Using a historical novel as the vehicle for this tale of horror was a pretty good move on Simmons’ part. The historical setting lent authenticity to the terrors the sailors faced. In the mid 1800’s, there was truly little known about such things as preventing and treating scurvy, the cause of foodstuff turning into poison and survival in extreme environments. Even the existence of an evil spirit embodied as a monster isn’t farfetched, because none of us here and now were around at that time. These things could very well have happened then as far as we know. In reading modern horror novels, I sometimes have a hard time suspending my disbelief for long periods of time because of the things I may know about what the author is saying about the creation of the monster. In The Terror, I had to pretty much take Simmons’ word for it that these events may have happened. Inserting historical facts into the story lent further credibility, because the story was put forth with the confidence of a scholar.
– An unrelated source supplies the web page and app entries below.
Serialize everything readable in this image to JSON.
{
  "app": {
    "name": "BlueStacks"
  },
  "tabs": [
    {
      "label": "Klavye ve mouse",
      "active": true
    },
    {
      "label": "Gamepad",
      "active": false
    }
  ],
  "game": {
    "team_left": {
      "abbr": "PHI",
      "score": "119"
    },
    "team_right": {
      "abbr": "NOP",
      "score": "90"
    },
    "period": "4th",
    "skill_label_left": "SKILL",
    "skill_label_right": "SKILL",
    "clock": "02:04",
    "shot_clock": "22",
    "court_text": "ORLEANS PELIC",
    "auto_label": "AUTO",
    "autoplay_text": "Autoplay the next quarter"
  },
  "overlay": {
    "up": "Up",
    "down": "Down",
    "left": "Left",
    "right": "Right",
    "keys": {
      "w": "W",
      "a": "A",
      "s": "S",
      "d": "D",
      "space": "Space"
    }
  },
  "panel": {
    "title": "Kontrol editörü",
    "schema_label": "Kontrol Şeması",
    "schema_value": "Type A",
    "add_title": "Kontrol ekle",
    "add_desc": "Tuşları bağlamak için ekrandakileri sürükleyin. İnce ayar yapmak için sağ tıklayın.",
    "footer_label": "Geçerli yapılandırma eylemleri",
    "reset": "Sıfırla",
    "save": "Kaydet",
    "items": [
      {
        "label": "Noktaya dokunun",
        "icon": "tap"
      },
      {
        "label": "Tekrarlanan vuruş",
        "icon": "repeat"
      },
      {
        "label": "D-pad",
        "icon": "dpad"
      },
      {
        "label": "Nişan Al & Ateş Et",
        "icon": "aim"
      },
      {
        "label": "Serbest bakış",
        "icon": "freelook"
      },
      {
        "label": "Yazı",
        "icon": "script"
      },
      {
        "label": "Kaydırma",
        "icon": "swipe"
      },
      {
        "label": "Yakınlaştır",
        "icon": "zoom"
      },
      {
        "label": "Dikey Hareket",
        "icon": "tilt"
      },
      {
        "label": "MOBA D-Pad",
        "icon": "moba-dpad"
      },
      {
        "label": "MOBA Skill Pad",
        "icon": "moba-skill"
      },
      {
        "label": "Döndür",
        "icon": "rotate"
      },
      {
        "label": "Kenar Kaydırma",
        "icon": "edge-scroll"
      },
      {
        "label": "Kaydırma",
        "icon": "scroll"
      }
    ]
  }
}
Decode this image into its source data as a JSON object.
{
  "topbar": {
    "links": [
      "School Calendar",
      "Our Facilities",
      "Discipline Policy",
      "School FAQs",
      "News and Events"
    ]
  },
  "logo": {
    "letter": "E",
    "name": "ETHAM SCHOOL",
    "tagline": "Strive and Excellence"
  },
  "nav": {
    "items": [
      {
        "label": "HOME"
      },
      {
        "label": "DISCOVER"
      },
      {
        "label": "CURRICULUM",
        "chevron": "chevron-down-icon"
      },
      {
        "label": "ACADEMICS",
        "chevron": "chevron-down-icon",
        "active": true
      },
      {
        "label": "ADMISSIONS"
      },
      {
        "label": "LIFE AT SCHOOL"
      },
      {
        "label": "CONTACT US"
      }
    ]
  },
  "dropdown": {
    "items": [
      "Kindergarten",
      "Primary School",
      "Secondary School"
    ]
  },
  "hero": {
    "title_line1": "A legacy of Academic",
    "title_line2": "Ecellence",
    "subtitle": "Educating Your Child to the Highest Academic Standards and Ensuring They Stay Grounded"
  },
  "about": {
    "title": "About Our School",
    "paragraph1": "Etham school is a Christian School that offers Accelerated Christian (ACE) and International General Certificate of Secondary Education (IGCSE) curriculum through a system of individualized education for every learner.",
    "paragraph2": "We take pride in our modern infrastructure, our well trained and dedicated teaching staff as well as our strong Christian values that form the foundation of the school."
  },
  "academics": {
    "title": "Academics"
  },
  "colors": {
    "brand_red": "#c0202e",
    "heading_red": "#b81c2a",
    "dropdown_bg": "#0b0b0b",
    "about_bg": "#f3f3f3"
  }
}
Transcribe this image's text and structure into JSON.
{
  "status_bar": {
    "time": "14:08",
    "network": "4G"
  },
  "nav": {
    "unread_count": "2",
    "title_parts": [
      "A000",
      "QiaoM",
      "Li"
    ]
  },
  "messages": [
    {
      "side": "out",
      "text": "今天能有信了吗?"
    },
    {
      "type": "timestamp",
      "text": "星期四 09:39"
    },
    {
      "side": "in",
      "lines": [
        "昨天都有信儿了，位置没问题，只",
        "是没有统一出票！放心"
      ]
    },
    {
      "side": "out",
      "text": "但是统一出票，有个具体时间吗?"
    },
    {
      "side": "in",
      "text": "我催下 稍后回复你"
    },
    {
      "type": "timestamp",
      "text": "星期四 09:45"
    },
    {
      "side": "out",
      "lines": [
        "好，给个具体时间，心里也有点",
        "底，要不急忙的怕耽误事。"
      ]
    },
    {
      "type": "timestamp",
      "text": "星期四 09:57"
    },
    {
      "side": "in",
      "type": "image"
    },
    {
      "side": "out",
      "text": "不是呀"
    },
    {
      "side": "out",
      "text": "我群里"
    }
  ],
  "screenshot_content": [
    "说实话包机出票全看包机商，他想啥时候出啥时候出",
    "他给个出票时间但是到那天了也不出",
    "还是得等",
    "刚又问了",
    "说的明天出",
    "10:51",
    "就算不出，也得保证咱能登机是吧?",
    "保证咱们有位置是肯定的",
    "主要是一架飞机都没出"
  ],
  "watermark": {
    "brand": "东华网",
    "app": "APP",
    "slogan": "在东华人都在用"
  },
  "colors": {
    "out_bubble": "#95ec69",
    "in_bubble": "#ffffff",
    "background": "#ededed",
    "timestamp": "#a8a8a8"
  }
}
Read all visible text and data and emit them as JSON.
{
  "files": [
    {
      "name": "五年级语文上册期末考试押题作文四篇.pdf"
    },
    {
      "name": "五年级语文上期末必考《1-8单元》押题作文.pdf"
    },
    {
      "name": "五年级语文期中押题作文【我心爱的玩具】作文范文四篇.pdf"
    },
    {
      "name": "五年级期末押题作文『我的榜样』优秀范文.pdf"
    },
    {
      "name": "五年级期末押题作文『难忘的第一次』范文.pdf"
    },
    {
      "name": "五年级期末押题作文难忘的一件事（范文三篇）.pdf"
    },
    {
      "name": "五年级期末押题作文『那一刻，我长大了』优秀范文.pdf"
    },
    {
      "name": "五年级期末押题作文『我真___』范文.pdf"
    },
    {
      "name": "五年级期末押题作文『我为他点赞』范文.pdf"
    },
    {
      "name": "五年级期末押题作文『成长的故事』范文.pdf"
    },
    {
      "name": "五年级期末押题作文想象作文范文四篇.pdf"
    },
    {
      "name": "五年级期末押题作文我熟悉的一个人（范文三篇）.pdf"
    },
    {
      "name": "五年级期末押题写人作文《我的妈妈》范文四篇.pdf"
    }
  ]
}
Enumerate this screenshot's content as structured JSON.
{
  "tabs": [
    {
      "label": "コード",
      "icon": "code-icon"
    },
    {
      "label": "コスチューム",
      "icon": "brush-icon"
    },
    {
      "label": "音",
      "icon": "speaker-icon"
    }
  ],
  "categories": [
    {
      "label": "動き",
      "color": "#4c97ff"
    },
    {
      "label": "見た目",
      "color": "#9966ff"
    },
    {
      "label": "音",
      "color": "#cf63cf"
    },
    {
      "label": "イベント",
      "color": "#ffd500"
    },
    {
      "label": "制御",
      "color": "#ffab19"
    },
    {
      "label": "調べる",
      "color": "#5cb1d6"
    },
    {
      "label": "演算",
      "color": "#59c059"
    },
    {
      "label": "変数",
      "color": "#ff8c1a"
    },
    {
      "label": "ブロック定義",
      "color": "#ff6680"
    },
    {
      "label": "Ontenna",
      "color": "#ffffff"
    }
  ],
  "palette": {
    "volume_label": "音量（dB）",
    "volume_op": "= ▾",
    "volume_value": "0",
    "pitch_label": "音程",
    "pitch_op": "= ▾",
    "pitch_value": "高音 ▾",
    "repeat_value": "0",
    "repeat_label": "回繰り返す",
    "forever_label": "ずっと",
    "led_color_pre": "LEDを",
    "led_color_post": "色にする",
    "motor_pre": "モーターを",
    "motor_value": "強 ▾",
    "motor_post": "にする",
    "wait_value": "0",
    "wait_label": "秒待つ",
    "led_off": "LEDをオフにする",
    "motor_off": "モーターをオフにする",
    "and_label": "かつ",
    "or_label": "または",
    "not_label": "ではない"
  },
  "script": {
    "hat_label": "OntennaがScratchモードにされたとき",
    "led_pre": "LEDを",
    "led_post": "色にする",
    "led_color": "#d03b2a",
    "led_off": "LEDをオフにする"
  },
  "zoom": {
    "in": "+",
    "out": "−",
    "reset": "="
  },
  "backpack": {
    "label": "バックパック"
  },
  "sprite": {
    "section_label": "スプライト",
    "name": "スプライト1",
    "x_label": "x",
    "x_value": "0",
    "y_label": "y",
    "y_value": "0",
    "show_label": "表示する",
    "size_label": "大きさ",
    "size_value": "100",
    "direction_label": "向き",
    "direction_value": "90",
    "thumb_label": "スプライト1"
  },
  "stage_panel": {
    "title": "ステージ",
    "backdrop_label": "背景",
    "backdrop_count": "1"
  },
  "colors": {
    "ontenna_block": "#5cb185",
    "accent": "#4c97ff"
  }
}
By the time the monster had to be faced, I was almost relieved that it wasn’t as bad as the other things Crozier had survived. I guess the book was rather anticlimactic that way, because I did think, “Oh, that’s all, now? He’ll be okay, then.” Of course the monster was a godlike being whose true destruction would bring about mass global warming. Of course it could be appeased with just a little sacrifice of tongues and reverence for a time being. It was a less scary monster than Sir John Franklin, who placed the lives of all his men in danger by refusing to consider abandoning his ship and his pride to save them, as well as less frightening than the mutinous Hickey who killed and ate just about everybody. And certainly not nearly as scary as Sophia Cracroft, who spurned Captain Crozier and drove him to drink and probably back into another expedition anyway.
I wonder if the point was that the “real” monsters were these so called civilized beings who would relentlessly seek out the territory of the monster in efforts to conquer, and thus destroy, it all.